“I have secret goals of winning a Grammy with Phoenix and one day playing Madison Square Garden,” declared Daniel Glass in a 2011 documentary From A Mess To The Masses, which chronicled the French indie-pop act’s promotional tour for its 2009 breakthrough LP, Wolfgang Amadeus Phoenix.
Glass, who founded Glassnote in 2007, was eerily accurate in his predictions: In 2010, the band secured a best alternative album win and a headlining slot at New York’s Garden. And after a whopping 31-week trek, the set’s lead single, “1901,” crowned Billboard’s Alternative chart, bolstered by a performance on Saturday Night Live, a ubiquitous Cadillac synch and a hefty buy-in from alternative and triple A radio. To date, “1901” has had one of the overall longest runs on the chart: 57 weeks.
The two-year promotional deluge is still used today by labels and managers as a guide, says Glass, who credits the band’s “tenacity” as paramount. “It set the tone for our company with signings like The Temper Trap, Two Door Cinema Club, and Mumford & Sons, and we have not changed our plan,” says Glass, citing its use in campaigns for Jade Bird, The Strumbellas and Mansionair.
Below, Glass reflects on the milestone for both the band and his powerhouse indie label with Billboard.
When we got the No. 1, we drank champagne at the office in Manhattan.
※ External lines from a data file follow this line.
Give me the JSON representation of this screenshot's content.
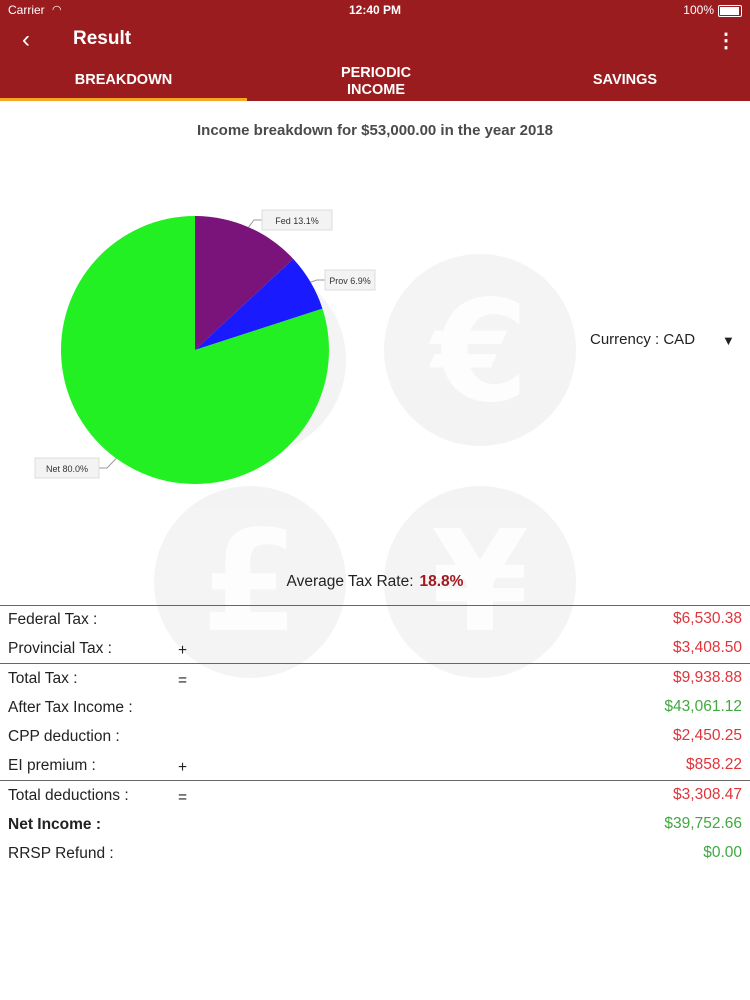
{
  "status": {
    "carrier": "Carrier",
    "time": "12:40 PM",
    "battery": "100%"
  },
  "nav": {
    "back_icon": "‹",
    "title": "Result",
    "more_icon": "⋮"
  },
  "tabs": [
    {
      "label": "BREAKDOWN",
      "selected": true
    },
    {
      "label": "PERIODIC\nINCOME",
      "selected": false
    },
    {
      "label": "SAVINGS",
      "selected": false
    }
  ],
  "heading": "Income breakdown for $53,000.00 in the year 2018",
  "chart_data": {
    "type": "pie",
    "slices": [
      {
        "label": "Fed 13.1%",
        "value": 13.1,
        "color": "#7a137a"
      },
      {
        "label": "Prov 6.9%",
        "value": 6.9,
        "color": "#1a1aff"
      },
      {
        "label": "Net 80.0%",
        "value": 80.0,
        "color": "#22f022"
      }
    ]
  },
  "currency": {
    "label": "Currency : CAD"
  },
  "avg_tax": {
    "label": "Average Tax Rate:",
    "value": "18.8%"
  },
  "rows": [
    {
      "label": "Federal Tax :",
      "op": "",
      "value": "$6,530.38",
      "color": "red"
    },
    {
      "label": "Provincial Tax :",
      "op": "+",
      "value": "$3,408.50",
      "color": "red"
    },
    {
      "label": "Total Tax :",
      "op": "=",
      "value": "$9,938.88",
      "color": "red"
    },
    {
      "label": "After Tax Income :",
      "op": "",
      "value": "$43,061.12",
      "color": "green"
    },
    {
      "label": "CPP deduction :",
      "op": "",
      "value": "$2,450.25",
      "color": "red"
    },
    {
      "label": "EI premium :",
      "op": "+",
      "value": "$858.22",
      "color": "red"
    },
    {
      "label": "Total deductions :",
      "op": "=",
      "value": "$3,308.47",
      "color": "red"
    },
    {
      "label": "Net Income :",
      "op": "",
      "value": "$39,752.66",
      "color": "green"
    },
    {
      "label": "RRSP Refund :",
      "op": "",
      "value": "$0.00",
      "color": "green"
    }
  ]
}
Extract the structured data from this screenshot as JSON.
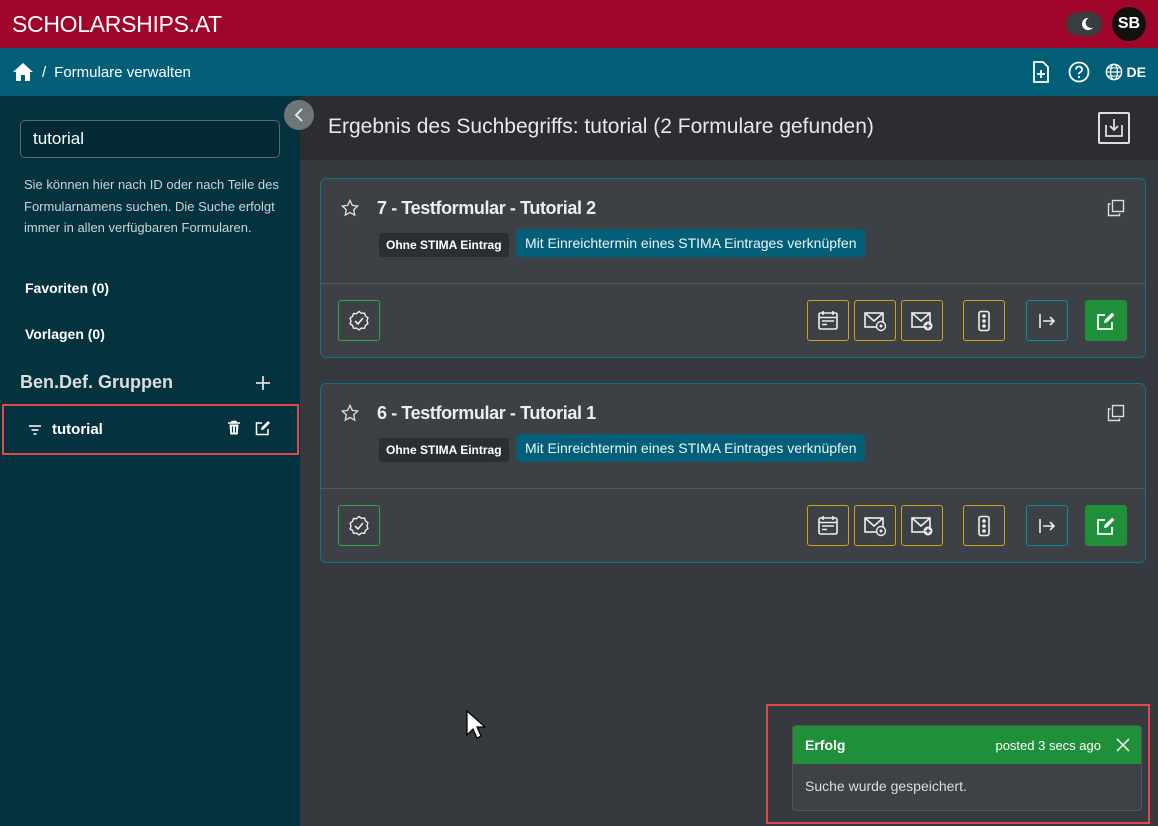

We sent out framed copies to our entire staff and our distributor at the time Sony RED. Then the record went gold; the single went gold, then platinum. I gave plaques to my parents and mother-in-law, who both kept and framed them. It was — and still is — a big deal in my family. We don’t take No. 1s for granted. We’re like a sports team in that we do lots of preshow huddles and hugs, and it got very emotional [when the band found out]. We had a private moment backstage on tour. There were tears of joy.
Every week, there was a new moment: [Saturday Night Live], Bonnaroo, then radio and the Cadillac [TV ad synch]. They did every media opportunity and fell in love with the road — Texas and Tennessee, all the hotels and motels between New York and Los Angeles. The intensity of that campaign has become the template for other labels, managers and artists, because you don’t expect a very sophisticated, cool band like Phoenix to go out there and pound the pavement. It’s a lesson to everybody to really spend the time, do the work, and you’ll have a career. There’s a contagious energy when a programmer, an editor, a writer and a TV booker can all feel that someone wants it really badly.
In 2016, I went to buy a turntable at the first Sonos retail store in New York City [at 101 Greene St. in Soho] when it opened, and they were playing Wolfgang Amadeus Phoenix. One of the salespeople said to me, “It’s perfect,” and I believe that by the way. The sound and sheen of it, there isn’t a bad track and every song has had its own life. You listen to AltNation or SiriusXMU, you’ll hear every song. It set them up to be a big arena and festival band, and put them at a different level. “1901” was that catalyst, and “Lisztomania” followed. In a flattering way, they’ve been copied and imitated many times since, and it has opened up doors for acts like Tame Impala and Mac DeMarco. You have to hear Phoenix in that music. By the way there’s been many cheap imitations that I won’t mention.
It was a nice turning point for our company. We were just two years old at the time, and now we’re 12. It was an era of incredible indie music from bands like The Strokes, Vampire Weekend, Arcade Fire and MGMT. It was a fertile time, and indie rock was dominating festivals. To have a No. 1 really meant something and resonated all over the world.
A version of this article originally appeared in the March 30 issue of Billboard.